It's Sunday evening and the sun is setting on a lovely weekend with my parents on the Kent-East Sussex border. I'm sitting aboard a thundering diesel train charging its way through the countryside, throwing fiery reflections around the carriage interior.
The atmosphere aboard is subdued. A couple across the aisle play a board game and whispers can be heard from further back. Closer by a magazine page is turned, a crisp is crunched, and Pinot Grigio is splashed inexpertly into a swaying glass. It could be the end of a dinner party, the majority of guests having alighted earlier, leaving the hosts and a motley crew of hangers-on to finish off the nibbles and mop up the remainder of the wine.
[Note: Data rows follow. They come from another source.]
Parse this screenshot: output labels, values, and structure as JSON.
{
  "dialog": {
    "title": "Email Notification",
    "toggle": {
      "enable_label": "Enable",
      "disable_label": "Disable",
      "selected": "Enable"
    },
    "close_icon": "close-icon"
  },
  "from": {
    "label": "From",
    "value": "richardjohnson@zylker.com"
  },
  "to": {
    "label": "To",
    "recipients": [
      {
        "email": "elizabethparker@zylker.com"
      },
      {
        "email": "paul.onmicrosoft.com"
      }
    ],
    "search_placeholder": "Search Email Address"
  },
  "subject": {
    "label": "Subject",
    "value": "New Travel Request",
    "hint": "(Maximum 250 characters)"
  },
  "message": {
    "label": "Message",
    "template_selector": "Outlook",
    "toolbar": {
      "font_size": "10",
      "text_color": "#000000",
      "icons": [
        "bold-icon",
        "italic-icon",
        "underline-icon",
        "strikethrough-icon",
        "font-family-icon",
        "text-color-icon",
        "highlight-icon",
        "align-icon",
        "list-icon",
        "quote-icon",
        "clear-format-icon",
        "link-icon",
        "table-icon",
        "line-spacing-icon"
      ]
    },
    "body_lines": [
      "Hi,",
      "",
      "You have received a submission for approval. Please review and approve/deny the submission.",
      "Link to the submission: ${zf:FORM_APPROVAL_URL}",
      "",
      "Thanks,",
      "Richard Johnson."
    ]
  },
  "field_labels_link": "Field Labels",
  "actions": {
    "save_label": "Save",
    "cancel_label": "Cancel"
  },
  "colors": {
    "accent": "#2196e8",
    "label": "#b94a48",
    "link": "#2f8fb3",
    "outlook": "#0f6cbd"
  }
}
The stench of alcohol stained carpets and seats thickens the air as we pull up at Ashurst.
The line side trees are silhouetted against the dying sun, which by now is sneaking behind some distant upland. The sky is clear and bright however, lending an air of hope to the otherwise pervasive gloom at the end of another weekend. Where does the time go?
The lady to my left has given up on playing, and instead flicks unenthusiastically through a newspaper. The man asks about Mick Jagger's current love interest as we crawl into Cowden.
I cannot help, as we sit here waiting to move once more, but think of the rail accident that, for a time this little halt's name was synonymous with. Our lonely little train, thrusting courageously through a long dark tunnel, with its mostly empty complement of seats feels a world away from the twisted metal and broken bones of all those years ago.
It is however, a much happier name which now greets us. Once the home of Anne Bolyn, and still containing a bed in which her murderous husband King Henry VIII is purported to have slept, is a pretty popular tourist attraction when the weather's clement and the sun is out. The lack of boardings at its eponymously named station speaks volumes about the current climate.
And before I know it our motorized steed is completing the final couple of miles before the Uckfield line joins the electrified tracks towards London. Just one more station, a few further splashes of golden sunlight, a whiff of alcoholic residues, and our little collection of unconnected humanity will be cast out to find a northward connection.